Homeschooling was the best choice for her, as it allowed me to adapt things to the way she learned best. With her difficulty with auditory processing, ie concentrating on verbal directions, if she had to listen to the teacher talk, in public school, that would have been all wrong for her.
I experimented around and found a number of things that facilitated her learning, and through the years these issues have become less and less of a problem.
How we went about homeschooling her, when she was young... that is what I would like to talk about today.
First I'll be sharing about the curriculum we used during these early years. Then I'll talk about how we set up our homeschool day......with those all important breaks, and more.
Note - Due to Facebook regulations, I had to omit some text and give you the links to those items instead. Sorry! But all the info is on the related links.
Setting Priorities for our Homeschool
During the early years, preschool to 2nd grade, we focused just on the 3 R's, and did not concern ourselves with science or other subjects until later. Not that you need to do that, that is just how we approached things....
Choosing Homeschool Curriculum
So let's start with the beginning, with how we did phonics.....
Click here to reach our favorites for homeschool first grade curriculum and other early elementary favorites:
----Our Favorite Homeschool Curriculum Choices for First Grade----
Using Figets - Whenever there are directions to be given, I always had my daughter play with a small toy for a figet.
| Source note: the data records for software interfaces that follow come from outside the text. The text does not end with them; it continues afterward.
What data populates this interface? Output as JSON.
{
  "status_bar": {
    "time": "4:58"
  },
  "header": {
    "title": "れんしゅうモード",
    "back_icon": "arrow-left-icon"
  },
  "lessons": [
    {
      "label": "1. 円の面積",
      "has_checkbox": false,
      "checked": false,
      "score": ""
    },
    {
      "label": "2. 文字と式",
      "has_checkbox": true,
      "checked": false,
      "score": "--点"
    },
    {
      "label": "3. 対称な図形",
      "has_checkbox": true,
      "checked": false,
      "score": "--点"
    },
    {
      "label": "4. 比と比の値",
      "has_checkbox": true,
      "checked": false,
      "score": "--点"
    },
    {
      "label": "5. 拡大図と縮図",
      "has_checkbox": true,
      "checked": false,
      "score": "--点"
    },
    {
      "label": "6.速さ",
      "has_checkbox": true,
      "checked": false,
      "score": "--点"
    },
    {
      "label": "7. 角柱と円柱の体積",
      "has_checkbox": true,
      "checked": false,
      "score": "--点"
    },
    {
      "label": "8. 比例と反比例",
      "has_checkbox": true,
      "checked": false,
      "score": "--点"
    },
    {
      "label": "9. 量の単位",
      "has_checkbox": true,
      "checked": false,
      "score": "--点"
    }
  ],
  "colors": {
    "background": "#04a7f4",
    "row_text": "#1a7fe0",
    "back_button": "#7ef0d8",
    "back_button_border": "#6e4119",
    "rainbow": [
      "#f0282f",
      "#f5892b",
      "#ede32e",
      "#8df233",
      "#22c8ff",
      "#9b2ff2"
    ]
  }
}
This helped to lessen his anxiety and her concentration tended to improve.
Auditory Processing Issues - When there were two part verbal directions to be given, such as for simple chores, I would say the direction first, then ask her to repeat it to me. Later, when she was older, she preferred to write down any directions that were given. That technique helped her all the way through middle school.
Kids who have difficulty with verbal direction, tend to be visual learners. I could set her work up so that she could learn visually, instead of the way it would have been done at ps, with the teacher giving multiple verbal cues and directions all day.
Taking Active Breaks
To reach my tips for taking active breaks and also restful breaks, please click the link below:
----Homeschooling Kids with ADHD----
Meeting Sensory Needs
Please click here to reach my tips on that from an OT perspective:
-----------Meeting Sensory Needs----------
Thanks for stopping by BJ's Homeschool,
Betsy is a former O.T, preschool teacher and published author of children's stories. She is mom to her 2e college grad whom she homeschooled through high school. She blogs at BJ's Homeschool about the early years, high school, college, and is the author of "Homeschooling High School with College in Mind". She offers homeschool help through messages at BJ's Consulting.